[Component data from apps and pages]
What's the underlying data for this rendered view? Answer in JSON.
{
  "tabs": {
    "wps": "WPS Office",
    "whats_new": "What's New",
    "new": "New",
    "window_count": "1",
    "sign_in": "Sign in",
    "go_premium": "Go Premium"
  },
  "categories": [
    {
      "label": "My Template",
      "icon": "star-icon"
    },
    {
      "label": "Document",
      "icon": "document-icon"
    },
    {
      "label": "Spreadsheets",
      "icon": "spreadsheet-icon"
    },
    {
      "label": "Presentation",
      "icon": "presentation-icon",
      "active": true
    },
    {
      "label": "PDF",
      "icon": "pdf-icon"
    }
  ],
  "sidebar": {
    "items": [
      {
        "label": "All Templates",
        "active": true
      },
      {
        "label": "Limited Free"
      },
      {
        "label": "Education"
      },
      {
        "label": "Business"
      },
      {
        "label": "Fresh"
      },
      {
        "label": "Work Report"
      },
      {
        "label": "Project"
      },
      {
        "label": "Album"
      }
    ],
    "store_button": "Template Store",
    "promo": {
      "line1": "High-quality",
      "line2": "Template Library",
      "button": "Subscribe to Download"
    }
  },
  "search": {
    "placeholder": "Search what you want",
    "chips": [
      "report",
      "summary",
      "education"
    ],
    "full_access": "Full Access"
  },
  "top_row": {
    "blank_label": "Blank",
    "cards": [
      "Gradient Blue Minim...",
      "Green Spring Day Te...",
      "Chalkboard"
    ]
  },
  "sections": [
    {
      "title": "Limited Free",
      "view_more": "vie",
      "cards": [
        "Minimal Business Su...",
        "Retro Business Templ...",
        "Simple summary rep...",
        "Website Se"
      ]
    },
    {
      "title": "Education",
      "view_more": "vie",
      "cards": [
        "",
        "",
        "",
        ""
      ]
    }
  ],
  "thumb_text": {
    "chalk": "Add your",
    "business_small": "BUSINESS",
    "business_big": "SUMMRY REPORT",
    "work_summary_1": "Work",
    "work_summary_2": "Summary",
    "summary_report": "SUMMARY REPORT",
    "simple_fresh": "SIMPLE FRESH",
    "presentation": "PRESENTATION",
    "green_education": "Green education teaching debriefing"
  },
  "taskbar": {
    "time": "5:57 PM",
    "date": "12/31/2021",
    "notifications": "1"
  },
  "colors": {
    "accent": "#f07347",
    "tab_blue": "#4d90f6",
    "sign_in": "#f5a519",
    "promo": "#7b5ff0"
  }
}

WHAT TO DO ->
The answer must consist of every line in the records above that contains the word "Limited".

EXPECTED ANSWER ->
        "label": "Limited Free"
      "title": "Limited Free",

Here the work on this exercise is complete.